» **Problem requirements**: Copy out all the data, word for word.

(Component data from apps and pages)
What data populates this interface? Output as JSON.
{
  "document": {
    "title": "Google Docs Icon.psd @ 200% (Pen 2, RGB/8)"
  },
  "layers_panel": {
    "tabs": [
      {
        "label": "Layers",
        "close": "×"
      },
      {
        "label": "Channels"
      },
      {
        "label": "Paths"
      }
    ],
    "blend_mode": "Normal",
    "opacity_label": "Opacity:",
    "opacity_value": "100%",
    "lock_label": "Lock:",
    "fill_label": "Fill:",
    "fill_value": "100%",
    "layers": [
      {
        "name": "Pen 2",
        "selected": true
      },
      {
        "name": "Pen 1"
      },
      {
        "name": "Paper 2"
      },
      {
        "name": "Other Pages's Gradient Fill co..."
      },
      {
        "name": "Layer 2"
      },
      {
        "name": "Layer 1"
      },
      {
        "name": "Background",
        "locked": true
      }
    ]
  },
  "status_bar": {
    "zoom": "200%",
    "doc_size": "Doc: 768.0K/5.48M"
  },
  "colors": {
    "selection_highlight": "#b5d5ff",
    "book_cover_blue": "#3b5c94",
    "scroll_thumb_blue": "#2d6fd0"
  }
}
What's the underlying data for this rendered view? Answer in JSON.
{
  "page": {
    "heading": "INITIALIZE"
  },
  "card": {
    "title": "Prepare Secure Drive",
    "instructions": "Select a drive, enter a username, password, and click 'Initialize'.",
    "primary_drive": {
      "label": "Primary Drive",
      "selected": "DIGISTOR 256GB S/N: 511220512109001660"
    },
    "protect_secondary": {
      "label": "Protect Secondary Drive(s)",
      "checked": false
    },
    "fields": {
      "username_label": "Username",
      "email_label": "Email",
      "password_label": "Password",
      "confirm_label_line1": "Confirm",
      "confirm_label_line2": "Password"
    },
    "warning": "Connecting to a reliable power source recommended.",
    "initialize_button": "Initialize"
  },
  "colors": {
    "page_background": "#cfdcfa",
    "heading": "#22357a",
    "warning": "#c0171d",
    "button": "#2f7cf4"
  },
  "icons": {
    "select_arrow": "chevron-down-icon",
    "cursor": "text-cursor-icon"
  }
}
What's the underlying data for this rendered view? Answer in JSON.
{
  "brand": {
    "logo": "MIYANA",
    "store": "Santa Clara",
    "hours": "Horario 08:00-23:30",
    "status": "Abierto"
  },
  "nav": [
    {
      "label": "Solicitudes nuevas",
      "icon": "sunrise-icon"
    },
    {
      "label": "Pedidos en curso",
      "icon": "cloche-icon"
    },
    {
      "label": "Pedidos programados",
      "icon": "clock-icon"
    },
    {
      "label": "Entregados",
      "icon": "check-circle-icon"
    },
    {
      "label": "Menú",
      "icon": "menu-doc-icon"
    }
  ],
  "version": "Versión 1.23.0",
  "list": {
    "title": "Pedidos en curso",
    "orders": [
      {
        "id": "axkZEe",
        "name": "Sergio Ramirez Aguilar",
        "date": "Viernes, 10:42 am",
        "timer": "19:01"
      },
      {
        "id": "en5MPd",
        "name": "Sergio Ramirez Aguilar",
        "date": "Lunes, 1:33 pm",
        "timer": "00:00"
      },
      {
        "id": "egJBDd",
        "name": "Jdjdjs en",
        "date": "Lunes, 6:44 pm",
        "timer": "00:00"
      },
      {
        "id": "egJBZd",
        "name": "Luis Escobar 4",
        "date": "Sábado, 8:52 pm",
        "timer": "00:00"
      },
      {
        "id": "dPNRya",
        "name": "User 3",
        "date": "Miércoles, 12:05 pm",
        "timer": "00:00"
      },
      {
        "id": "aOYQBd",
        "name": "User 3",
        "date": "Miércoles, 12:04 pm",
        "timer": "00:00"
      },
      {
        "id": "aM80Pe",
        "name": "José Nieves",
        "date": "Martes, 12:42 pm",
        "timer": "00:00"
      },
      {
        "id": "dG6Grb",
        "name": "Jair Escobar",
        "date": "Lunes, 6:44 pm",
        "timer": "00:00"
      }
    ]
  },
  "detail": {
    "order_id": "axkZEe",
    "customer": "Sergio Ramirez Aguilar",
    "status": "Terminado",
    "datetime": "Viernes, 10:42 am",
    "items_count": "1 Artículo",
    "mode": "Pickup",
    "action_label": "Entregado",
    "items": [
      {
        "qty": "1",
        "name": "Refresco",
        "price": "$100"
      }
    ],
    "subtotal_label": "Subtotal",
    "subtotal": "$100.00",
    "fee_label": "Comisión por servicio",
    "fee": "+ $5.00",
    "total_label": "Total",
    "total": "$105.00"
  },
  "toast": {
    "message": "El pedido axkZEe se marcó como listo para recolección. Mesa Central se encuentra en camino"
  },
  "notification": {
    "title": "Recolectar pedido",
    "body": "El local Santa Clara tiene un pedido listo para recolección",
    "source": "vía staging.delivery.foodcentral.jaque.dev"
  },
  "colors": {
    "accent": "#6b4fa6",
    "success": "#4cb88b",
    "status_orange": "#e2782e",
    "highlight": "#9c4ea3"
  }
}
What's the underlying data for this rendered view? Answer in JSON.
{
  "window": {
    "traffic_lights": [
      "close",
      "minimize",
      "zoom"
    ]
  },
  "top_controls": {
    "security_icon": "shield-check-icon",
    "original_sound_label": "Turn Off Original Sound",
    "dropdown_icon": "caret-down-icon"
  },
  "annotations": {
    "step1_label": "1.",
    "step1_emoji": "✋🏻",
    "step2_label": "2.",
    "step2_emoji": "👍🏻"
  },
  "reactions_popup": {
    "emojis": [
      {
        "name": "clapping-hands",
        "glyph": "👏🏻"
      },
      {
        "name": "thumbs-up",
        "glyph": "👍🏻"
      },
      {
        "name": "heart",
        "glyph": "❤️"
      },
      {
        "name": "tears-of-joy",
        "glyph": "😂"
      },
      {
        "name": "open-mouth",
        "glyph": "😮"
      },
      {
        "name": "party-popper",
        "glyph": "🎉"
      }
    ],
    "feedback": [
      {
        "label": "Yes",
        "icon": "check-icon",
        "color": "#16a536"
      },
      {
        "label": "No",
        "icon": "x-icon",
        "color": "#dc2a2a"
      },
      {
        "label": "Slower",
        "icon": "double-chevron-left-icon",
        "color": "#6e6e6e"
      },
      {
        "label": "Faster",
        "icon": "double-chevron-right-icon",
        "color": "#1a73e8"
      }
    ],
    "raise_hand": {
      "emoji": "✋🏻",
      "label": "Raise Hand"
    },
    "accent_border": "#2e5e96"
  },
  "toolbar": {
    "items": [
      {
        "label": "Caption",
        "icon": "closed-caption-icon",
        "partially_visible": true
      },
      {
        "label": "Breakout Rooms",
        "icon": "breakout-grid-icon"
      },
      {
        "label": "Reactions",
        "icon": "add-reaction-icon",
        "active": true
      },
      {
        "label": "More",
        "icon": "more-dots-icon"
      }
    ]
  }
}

» **Answer space**:
What data populates this interface? Output as JSON.
{
  "document": {
    "title": "Google Docs Icon.psd @ 200% (Pen 2, RGB/8)"
  },
  "layers_panel": {
    "tabs": [
      {
        "label": "Layers",
        "close": "×"
      },
      {
        "label": "Channels"
      },
      {
        "label": "Paths"
      }
    ],
    "blend_mode": "Normal",
    "opacity_label": "Opacity:",
    "opacity_value": "100%",
    "lock_label": "Lock:",
    "fill_label": "Fill:",
    "fill_value": "100%",
    "layers": [
      {
        "name": "Pen 2",
        "selected": true
      },
      {
        "name": "Pen 1"
      },
      {
        "name": "Paper 2"
      },
      {
        "name": "Other Pages's Gradient Fill co..."
      },
      {
        "name": "Layer 2"
      },
      {
        "name": "Layer 1"
      },
      {
        "name": "Background",
        "locked": true
      }
    ]
  },
  "status_bar": {
    "zoom": "200%",
    "doc_size": "Doc: 768.0K/5.48M"
  },
  "colors": {
    "selection_highlight": "#b5d5ff",
    "book_cover_blue": "#3b5c94",
    "scroll_thumb_blue": "#2d6fd0"
  }
}
What's the underlying data for this rendered view? Answer in JSON.
{
  "page": {
    "heading": "INITIALIZE"
  },
  "card": {
    "title": "Prepare Secure Drive",
    "instructions": "Select a drive, enter a username, password, and click 'Initialize'.",
    "primary_drive": {
      "label": "Primary Drive",
      "selected": "DIGISTOR 256GB S/N: 511220512109001660"
    },
    "protect_secondary": {
      "label": "Protect Secondary Drive(s)",
      "checked": false
    },
    "fields": {
      "username_label": "Username",
      "email_label": "Email",
      "password_label": "Password",
      "confirm_label_line1": "Confirm",
      "confirm_label_line2": "Password"
    },
    "warning": "Connecting to a reliable power source recommended.",
    "initialize_button": "Initialize"
  },
  "colors": {
    "page_background": "#cfdcfa",
    "heading": "#22357a",
    "warning": "#c0171d",
    "button": "#2f7cf4"
  },
  "icons": {
    "select_arrow": "chevron-down-icon",
    "cursor": "text-cursor-icon"
  }
}
What's the underlying data for this rendered view? Answer in JSON.
{
  "brand": {
    "logo": "MIYANA",
    "store": "Santa Clara",
    "hours": "Horario 08:00-23:30",
    "status": "Abierto"
  },
  "nav": [
    {
      "label": "Solicitudes nuevas",
      "icon": "sunrise-icon"
    },
    {
      "label": "Pedidos en curso",
      "icon": "cloche-icon"
    },
    {
      "label": "Pedidos programados",
      "icon": "clock-icon"
    },
    {
      "label": "Entregados",
      "icon": "check-circle-icon"
    },
    {
      "label": "Menú",
      "icon": "menu-doc-icon"
    }
  ],
  "version": "Versión 1.23.0",
  "list": {
    "title": "Pedidos en curso",
    "orders": [
      {
        "id": "axkZEe",
        "name": "Sergio Ramirez Aguilar",
        "date": "Viernes, 10:42 am",
        "timer": "19:01"
      },
      {
        "id": "en5MPd",
        "name": "Sergio Ramirez Aguilar",
        "date": "Lunes, 1:33 pm",
        "timer": "00:00"
      },
      {
        "id": "egJBDd",
        "name": "Jdjdjs en",
        "date": "Lunes, 6:44 pm",
        "timer": "00:00"
      },
      {
        "id": "egJBZd",
        "name": "Luis Escobar 4",
        "date": "Sábado, 8:52 pm",
        "timer": "00:00"
      },
      {
        "id": "dPNRya",
        "name": "User 3",
        "date": "Miércoles, 12:05 pm",
        "timer": "00:00"
      },
      {
        "id": "aOYQBd",
        "name": "User 3",
        "date": "Miércoles, 12:04 pm",
        "timer": "00:00"
      },
      {
        "id": "aM80Pe",
        "name": "José Nieves",
        "date": "Martes, 12:42 pm",
        "timer": "00:00"
      },
      {
        "id": "dG6Grb",
        "name": "Jair Escobar",
        "date": "Lunes, 6:44 pm",
        "timer": "00:00"
      }
    ]
  },
  "detail": {
    "order_id": "axkZEe",
    "customer": "Sergio Ramirez Aguilar",
    "status": "Terminado",
    "datetime": "Viernes, 10:42 am",
    "items_count": "1 Artículo",
    "mode": "Pickup",
    "action_label": "Entregado",
    "items": [
      {
        "qty": "1",
        "name": "Refresco",
        "price": "$100"
      }
    ],
    "subtotal_label": "Subtotal",
    "subtotal": "$100.00",
    "fee_label": "Comisión por servicio",
    "fee": "+ $5.00",
    "total_label": "Total",
    "total": "$105.00"
  },
  "toast": {
    "message": "El pedido axkZEe se marcó como listo para recolección. Mesa Central se encuentra en camino"
  },
  "notification": {
    "title": "Recolectar pedido",
    "body": "El local Santa Clara tiene un pedido listo para recolección",
    "source": "vía staging.delivery.foodcentral.jaque.dev"
  },
  "colors": {
    "accent": "#6b4fa6",
    "success": "#4cb88b",
    "status_orange": "#e2782e",
    "highlight": "#9c4ea3"
  }
}
What's the underlying data for this rendered view? Answer in JSON.
{
  "window": {
    "traffic_lights": [
      "close",
      "minimize",
      "zoom"
    ]
  },
  "top_controls": {
    "security_icon": "shield-check-icon",
    "original_sound_label": "Turn Off Original Sound",
    "dropdown_icon": "caret-down-icon"
  },
  "annotations": {
    "step1_label": "1.",
    "step1_emoji": "✋🏻",
    "step2_label": "2.",
    "step2_emoji": "👍🏻"
  },
  "reactions_popup": {
    "emojis": [
      {
        "name": "clapping-hands",
        "glyph": "👏🏻"
      },
      {
        "name": "thumbs-up",
        "glyph": "👍🏻"
      },
      {
        "name": "heart",
        "glyph": "❤️"
      },
      {
        "name": "tears-of-joy",
        "glyph": "😂"
      },
      {
        "name": "open-mouth",
        "glyph": "😮"
      },
      {
        "name": "party-popper",
        "glyph": "🎉"
      }
    ],
    "feedback": [
      {
        "label": "Yes",
        "icon": "check-icon",
        "color": "#16a536"
      },
      {
        "label": "No",
        "icon": "x-icon",
        "color": "#dc2a2a"
      },
      {
        "label": "Slower",
        "icon": "double-chevron-left-icon",
        "color": "#6e6e6e"
      },
      {
        "label": "Faster",
        "icon": "double-chevron-right-icon",
        "color": "#1a73e8"
      }
    ],
    "raise_hand": {
      "emoji": "✋🏻",
      "label": "Raise Hand"
    },
    "accent_border": "#2e5e96"
  },
  "toolbar": {
    "items": [
      {
        "label": "Caption",
        "icon": "closed-caption-icon",
        "partially_visible": true
      },
      {
        "label": "Breakout Rooms",
        "icon": "breakout-grid-icon"
      },
      {
        "label": "Reactions",
        "icon": "add-reaction-icon",
        "active": true
      },
      {
        "label": "More",
        "icon": "more-dots-icon"
      }
    ]
  }
}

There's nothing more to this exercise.